1st February 2013
As such, it is already difficult to form a judgement about the likely impact of EU withdrawal on the UK economy. On the one hand, the EU is a blood-sucking leech, draining our resources, destroying our farmers and launching a wave of inactive immigrants on our shores. On the other, there are those who say an exit would be a disaster for the UK economy. In particular, it would threaten the competitiveness of our financial services industry on which – like it or loathe it – much of our economy depends.
One thing has been immediately clear, financial markets prefer the UK as part of Europe. Sterling has come under pressure since the announcement, falling against most of the major currencies. There have been increased concerns about the viability of the UK’s AAA rating. As an objective assessment, markets believe there is an economic threat to an exit.

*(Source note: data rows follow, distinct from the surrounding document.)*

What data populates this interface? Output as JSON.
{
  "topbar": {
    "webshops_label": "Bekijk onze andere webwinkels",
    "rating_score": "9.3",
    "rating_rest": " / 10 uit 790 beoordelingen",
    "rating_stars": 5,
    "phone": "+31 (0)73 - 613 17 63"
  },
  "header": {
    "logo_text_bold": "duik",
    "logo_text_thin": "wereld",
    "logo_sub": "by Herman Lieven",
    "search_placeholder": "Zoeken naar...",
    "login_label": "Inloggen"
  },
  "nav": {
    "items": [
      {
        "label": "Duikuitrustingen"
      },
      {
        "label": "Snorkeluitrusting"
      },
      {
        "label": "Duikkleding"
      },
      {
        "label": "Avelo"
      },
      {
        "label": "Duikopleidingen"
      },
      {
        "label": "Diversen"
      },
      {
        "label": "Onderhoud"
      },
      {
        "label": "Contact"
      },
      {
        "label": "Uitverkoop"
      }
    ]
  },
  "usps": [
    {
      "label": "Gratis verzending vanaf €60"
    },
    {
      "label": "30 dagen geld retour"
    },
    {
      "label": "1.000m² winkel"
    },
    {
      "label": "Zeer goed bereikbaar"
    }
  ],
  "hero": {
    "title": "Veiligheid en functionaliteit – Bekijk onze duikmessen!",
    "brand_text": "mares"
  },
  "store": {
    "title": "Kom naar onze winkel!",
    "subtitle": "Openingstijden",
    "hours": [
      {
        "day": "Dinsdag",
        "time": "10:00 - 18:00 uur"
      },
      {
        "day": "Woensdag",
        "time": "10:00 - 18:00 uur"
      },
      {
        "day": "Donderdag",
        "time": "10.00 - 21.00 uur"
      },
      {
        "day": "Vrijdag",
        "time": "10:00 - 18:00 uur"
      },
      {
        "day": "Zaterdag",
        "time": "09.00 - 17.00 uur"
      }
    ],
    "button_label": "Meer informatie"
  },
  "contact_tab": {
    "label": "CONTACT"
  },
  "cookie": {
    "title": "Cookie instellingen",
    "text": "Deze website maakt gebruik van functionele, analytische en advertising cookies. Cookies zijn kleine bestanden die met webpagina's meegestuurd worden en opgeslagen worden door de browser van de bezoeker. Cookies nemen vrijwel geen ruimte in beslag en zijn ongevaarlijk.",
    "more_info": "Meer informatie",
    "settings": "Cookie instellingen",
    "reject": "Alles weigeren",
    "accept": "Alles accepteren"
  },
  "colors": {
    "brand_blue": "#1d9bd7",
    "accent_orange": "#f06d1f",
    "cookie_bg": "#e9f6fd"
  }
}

It is a theme picked up by the chief executive of Pimco who warned that David Cameron would need an economic ‘plan B’ if the UK were to exit the EU: “Whichever way you look at this, Prime Minister David Cameron has materially increased the probability that, beyond 2017, Poland rather than the UK will be among the three largest economies defining the scale and scope of European regional integration. Let’s hope that he also has a Plan B that would limit the potential downside to Britain’s standard of living,” Mr El-Erian wrote in the Telegraph.
There are also examples of specific industries that would suffer. The investment management industry would be under pressure said PricewaterhouseCoopers in a recent report. PwC hedge fund leader Rob Mellor said: “A UK asset management industry outside of Europe may face obstacles to the continued management of assets for EU-based investors. This is a fundamental risk to the growth of the industry.”
The sentiment was echoed by industry bodies such as the Investment Management Association in the UK and the European Fund and Asset Management Association.
“IMA chief executive Daniel Godfrey and Efama director general Peter de Proft said in a joint statement: “The UK asset management industry gains hugely from the single market,” as reported on trade website Money Marketing
In a recent open letter, business leaders as diverse as Chris Gibson-Smith, chairman of the London Stock Exchange; Roger Carr, president of the Confederation of British Industry lobby group; Jan du Plessis, chairman of Rio Tinto Plc and Martin Sorrell, chairman of BT Group Plc raised concerns. This suggests that many industries are worried about their competitiveness if the UK does pull away.
However, putting a tangible figure on the cost to the economy of an exit is difficult. It is near-impossible to assess the impact on trading patterns because no-one knows what barriers would be erected, whether the US would restrict trade and the potential impact on the price of UK goods and services.
The Government’s Department of Business, Innovation & Skills estimates that EU Member States trade twice as much with each other as a result of the single market. Exports to other EU countries account for around half of the UK’s exports. Much of this is Germany and France at £27.5bn and £18.9bn respectively.
However, the US is the UK’s largest trading partner – with £31.7bn of exports and exports to the EU are diminishing – by 3.7 per cent over the past year. This may simply be a function of the economic malaise and poor growth across Europe, but it may signal a wider trend. Exports to emerging markets have also increased at the same time in the Office for National Statistics.
There are those who argue forcefully that the UK’s alignment to Europe is distracting attention from developing relationships with growth markets such as India or China. However, China and Europe are also strong trading partners and it may be that China, like the US, would be more willing to trade with the UK as part of the EU.
The pressure groups such as the cross-party Euromove suggests that the economic benefit of EU membership has equivalent to an increase in GDP of around £25 billion between 1992 and 2006.. In an economy of £1.44 trillion – this doesn’t sound very significant, particularly when the opposing side claims that EU membership effectively costs £65bn per year.
But ‘effectively’ is the key word. The latest statistics show that the EU costs are €11.3bn per year as the Guardian – roughly equivalent to one month’s borrowing. Other estimates are little more than speculation.
In their open letter, the business leaders estimated the loss to the exchequer from businesses that would move abroad as £25bn. To put that in context, the cuts to child benefit for top earnings will save the revenue £2.4bn per year reported on Reuters. If they are right, David Cameron may have to start making a lot more ‘difficult decisions’ on austerity.
But this argument is largely based on the idea of a ‘loss of influence’. It is a nebulous concept and difficult to quantify. One of the most comprehensive research documents on this was done by independent think-tank Open Europe.
It says: “In order to justify continuing commitment to the EU and avoid being driven by the electorate inexorably towards the exit door, Britain needs to carve out a new model for EU cooperation, remaining part of the customs union and Single Market in goods and services but substantially reducing the non-trade EU involvement and costs whenever possible.”
It also suggests that the UK forges closer links with higher growth economies, such as India or China, saying that – at the very least – this will give the UK greater bargaining power within Europe.
The economic arguments for either staying in or moving out of the EU are nearly impossible to quantify, which suggests Sorrell and Co may have a difficult argument ahead of them. Though in a weak economic climate, it is difficult to see why Cameron would take the risk that it will dent growth. In the absence of a clear economic advantage to membership, the public may choose to focus on other downsides.